Task description :: Copy all lines containing the string "采集命令" from the records below.
------ Data provided ------
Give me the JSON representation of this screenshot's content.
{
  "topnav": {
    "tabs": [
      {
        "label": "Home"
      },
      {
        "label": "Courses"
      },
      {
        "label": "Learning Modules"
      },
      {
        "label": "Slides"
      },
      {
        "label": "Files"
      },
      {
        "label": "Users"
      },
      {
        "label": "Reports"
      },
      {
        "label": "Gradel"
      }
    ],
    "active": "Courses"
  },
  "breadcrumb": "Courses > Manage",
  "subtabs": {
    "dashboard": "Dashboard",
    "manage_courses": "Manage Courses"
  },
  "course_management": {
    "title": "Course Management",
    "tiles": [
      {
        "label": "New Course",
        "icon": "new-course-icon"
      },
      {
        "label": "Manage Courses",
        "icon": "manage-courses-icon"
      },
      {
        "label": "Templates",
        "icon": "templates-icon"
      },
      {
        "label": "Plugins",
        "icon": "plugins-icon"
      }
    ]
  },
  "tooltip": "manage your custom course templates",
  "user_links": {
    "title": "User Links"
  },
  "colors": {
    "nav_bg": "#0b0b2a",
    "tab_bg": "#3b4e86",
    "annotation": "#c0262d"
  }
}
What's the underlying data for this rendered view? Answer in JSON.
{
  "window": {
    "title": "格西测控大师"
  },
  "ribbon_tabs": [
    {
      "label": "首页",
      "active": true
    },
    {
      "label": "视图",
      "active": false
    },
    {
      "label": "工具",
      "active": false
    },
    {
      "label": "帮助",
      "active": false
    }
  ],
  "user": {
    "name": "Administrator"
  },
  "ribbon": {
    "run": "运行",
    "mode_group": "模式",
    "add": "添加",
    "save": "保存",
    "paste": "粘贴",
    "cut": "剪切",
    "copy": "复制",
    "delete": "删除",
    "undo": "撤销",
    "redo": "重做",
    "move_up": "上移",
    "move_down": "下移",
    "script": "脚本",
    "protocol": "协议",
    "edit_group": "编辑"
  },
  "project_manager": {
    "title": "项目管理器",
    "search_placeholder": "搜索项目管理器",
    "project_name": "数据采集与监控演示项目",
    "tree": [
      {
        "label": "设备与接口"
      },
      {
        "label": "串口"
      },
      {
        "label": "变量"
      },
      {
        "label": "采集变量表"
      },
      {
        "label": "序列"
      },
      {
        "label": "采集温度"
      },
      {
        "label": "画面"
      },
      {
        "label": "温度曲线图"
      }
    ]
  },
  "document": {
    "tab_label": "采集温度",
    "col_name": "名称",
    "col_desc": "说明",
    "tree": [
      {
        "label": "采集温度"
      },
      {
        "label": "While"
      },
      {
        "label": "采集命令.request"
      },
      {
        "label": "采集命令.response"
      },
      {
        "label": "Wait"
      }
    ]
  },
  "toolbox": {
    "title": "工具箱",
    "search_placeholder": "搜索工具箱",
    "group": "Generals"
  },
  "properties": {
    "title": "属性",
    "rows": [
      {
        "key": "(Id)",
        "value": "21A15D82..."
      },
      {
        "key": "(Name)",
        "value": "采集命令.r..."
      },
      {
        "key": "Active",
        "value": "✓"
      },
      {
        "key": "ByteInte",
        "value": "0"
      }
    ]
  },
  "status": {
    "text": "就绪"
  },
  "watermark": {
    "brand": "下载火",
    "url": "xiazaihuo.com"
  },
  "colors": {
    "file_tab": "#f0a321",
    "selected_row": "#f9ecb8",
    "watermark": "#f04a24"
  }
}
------
Solution for this problem ::
        "label": "采集命令.request"
        "label": "采集命令.response"
        "value": "采集命令.r..."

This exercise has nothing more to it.